AVENATTI: Here's what I will say Jake. I think that when the American people hear from my client, who will provide details, very specific details relating to this threat. They will conclude as I have that this was not a random threat by some wing nut if you will. But that's not a legal term but I'm going to use it anyway. That this was a threat not by some wing nut out of the blue and that's all I'm going to say.

TAPPER: You say that they will believe her because she has details. Does she have proof? Does she have a recording? Does she have text messages or emails?

AVENATTI: I -- I'm not going to answer those specifics. But what I am going to say is, there is little doubt in my mind that when my client is able to speak openly to the American people and answer questions by Anderson Cooper. When the American people observe those answers and observe her body language and the like and are able to learn of the details relating to the threat and other issues, I am highly confident that the American people are going to find her to be vastly credible.

TAPPER: But you understand why I would try to push for more because, you know, this is a very serious allegation. And the question about who made -- who made the -- the threat, the physical threat to your client, to Stormy Daniels is important. You said it's not some random person. It's not some wing nut. That would suggest it is somebody that might be affiliated in some way with -- with President Trump or the Trump Organization.

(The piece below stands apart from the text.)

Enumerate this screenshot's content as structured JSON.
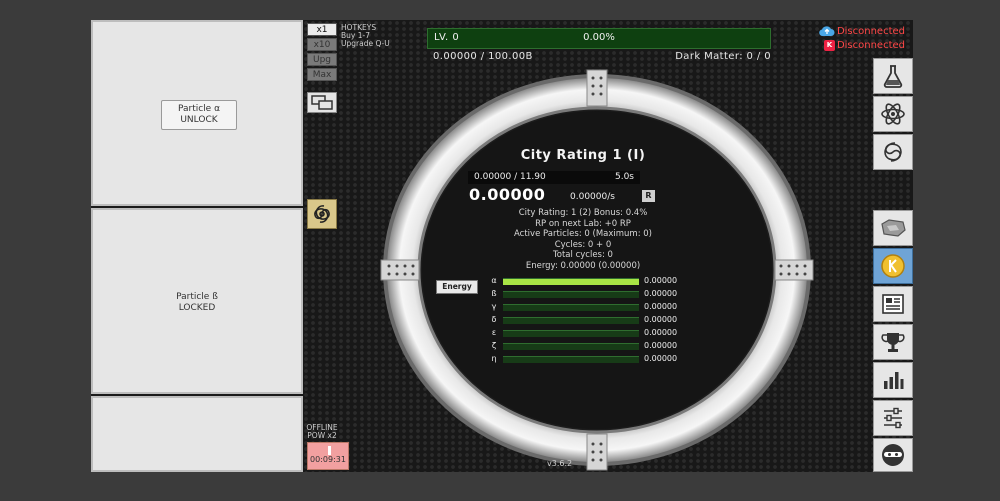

AVENATTI: Well Jake, what I'll say is, we've been asking very serious questions now for some time for the better part of two weeks if not longer in connection with this case and the issue of this hush payment, where the money came from, etcetera. I mean, you and others across the media spectrum have been asking very pointed, simple questions of Mr. Cohen and the White House and they are no where to be found. They claim they've answered the questions.

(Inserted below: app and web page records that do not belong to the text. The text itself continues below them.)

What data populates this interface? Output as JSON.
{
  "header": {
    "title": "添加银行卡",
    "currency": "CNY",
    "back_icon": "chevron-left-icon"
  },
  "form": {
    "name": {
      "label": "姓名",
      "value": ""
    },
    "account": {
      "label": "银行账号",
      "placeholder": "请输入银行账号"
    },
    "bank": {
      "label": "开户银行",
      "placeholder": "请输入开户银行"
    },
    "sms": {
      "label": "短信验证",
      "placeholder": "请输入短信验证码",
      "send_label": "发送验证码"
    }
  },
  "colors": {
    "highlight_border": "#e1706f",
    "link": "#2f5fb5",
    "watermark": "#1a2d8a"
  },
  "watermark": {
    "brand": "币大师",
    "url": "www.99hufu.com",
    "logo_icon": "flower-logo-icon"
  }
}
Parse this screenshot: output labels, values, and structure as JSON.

They haven't answered any questions. And it -- it -- frankly is remarkable to me that we haven't had definitive statements issued by Mr. Cohen and by the White House refuting a number of things that have come to light in the last two weeks. So I don't think this is the only serious question. I think is one of many serious questions.

TAPPER: Did Michael Cohen threaten her with -- with -- physically threaten her?

AVENATTI: Again, I'm not going to answer any further questions relating to the specifics of what transpired.